* **MATERIAL SHOWN**:
↓
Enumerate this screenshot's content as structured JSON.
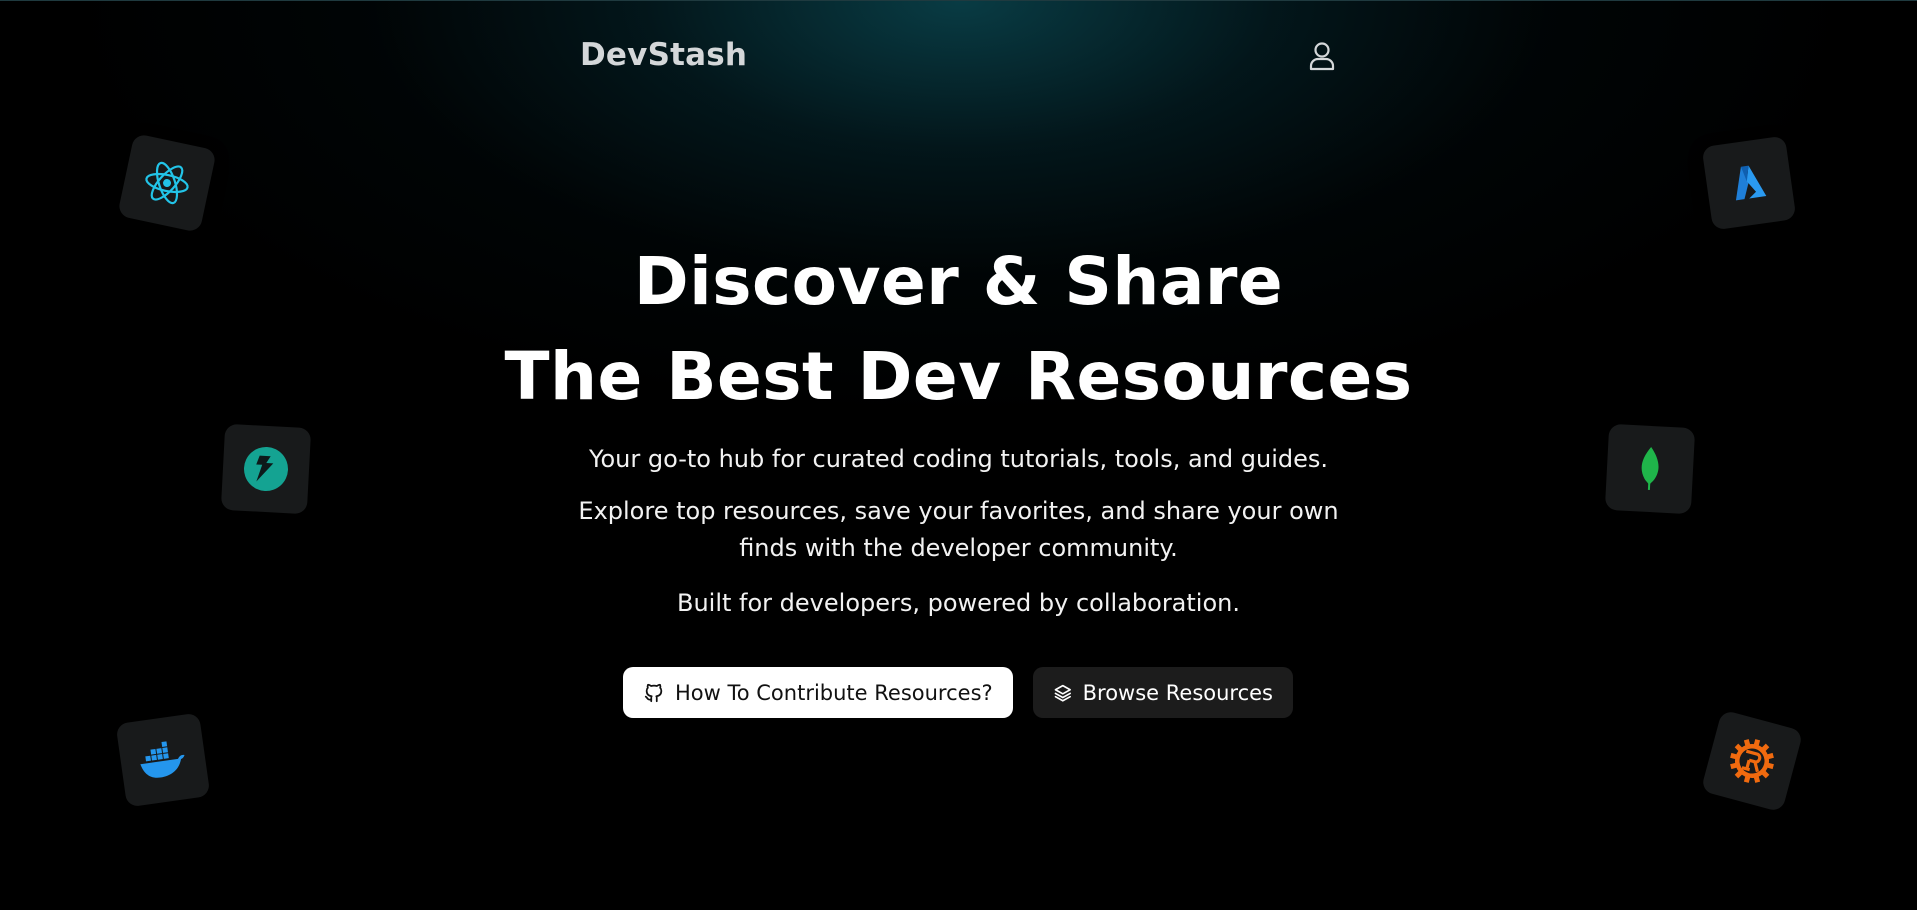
{
  "header": {
    "brand": "DevStash",
    "user_icon": "user-icon"
  },
  "hero": {
    "headline_line1": "Discover & Share",
    "headline_line2": "The Best Dev Resources",
    "subtitle_1": "Your go-to hub for curated coding tutorials, tools, and guides.",
    "subtitle_2_line1": "Explore top resources, save your favorites, and share your own",
    "subtitle_2_line2": "finds with the developer community.",
    "subtitle_3": "Built for developers, powered by collaboration."
  },
  "actions": {
    "contribute_label": "How To Contribute Resources?",
    "contribute_icon": "github-icon",
    "browse_label": "Browse Resources",
    "browse_icon": "layers-icon"
  },
  "floating_tiles": [
    {
      "name": "react-icon",
      "color": "#22c4e8"
    },
    {
      "name": "azure-icon",
      "color": "#1f7fd8"
    },
    {
      "name": "fastify-icon",
      "color": "#14a392"
    },
    {
      "name": "mongodb-icon",
      "color": "#1fb54a"
    },
    {
      "name": "docker-icon",
      "color": "#2496ed"
    },
    {
      "name": "rust-icon",
      "color": "#f06a0f"
    }
  ],
  "colors": {
    "background": "#000000",
    "glow": "#0a4650",
    "primary_button_bg": "#ffffff",
    "secondary_button_bg": "#1c1c1c"
  }
}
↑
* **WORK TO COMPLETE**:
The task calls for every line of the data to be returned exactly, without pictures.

* **PROBLEM SOLUTION**:
Enumerate this screenshot's content as structured JSON.
{
  "header": {
    "brand": "DevStash",
    "user_icon": "user-icon"
  },
  "hero": {
    "headline_line1": "Discover & Share",
    "headline_line2": "The Best Dev Resources",
    "subtitle_1": "Your go-to hub for curated coding tutorials, tools, and guides.",
    "subtitle_2_line1": "Explore top resources, save your favorites, and share your own",
    "subtitle_2_line2": "finds with the developer community.",
    "subtitle_3": "Built for developers, powered by collaboration."
  },
  "actions": {
    "contribute_label": "How To Contribute Resources?",
    "contribute_icon": "github-icon",
    "browse_label": "Browse Resources",
    "browse_icon": "layers-icon"
  },
  "floating_tiles": [
    {
      "name": "react-icon",
      "color": "#22c4e8"
    },
    {
      "name": "azure-icon",
      "color": "#1f7fd8"
    },
    {
      "name": "fastify-icon",
      "color": "#14a392"
    },
    {
      "name": "mongodb-icon",
      "color": "#1fb54a"
    },
    {
      "name": "docker-icon",
      "color": "#2496ed"
    },
    {
      "name": "rust-icon",
      "color": "#f06a0f"
    }
  ],
  "colors": {
    "background": "#000000",
    "glow": "#0a4650",
    "primary_button_bg": "#ffffff",
    "secondary_button_bg": "#1c1c1c"
  }
}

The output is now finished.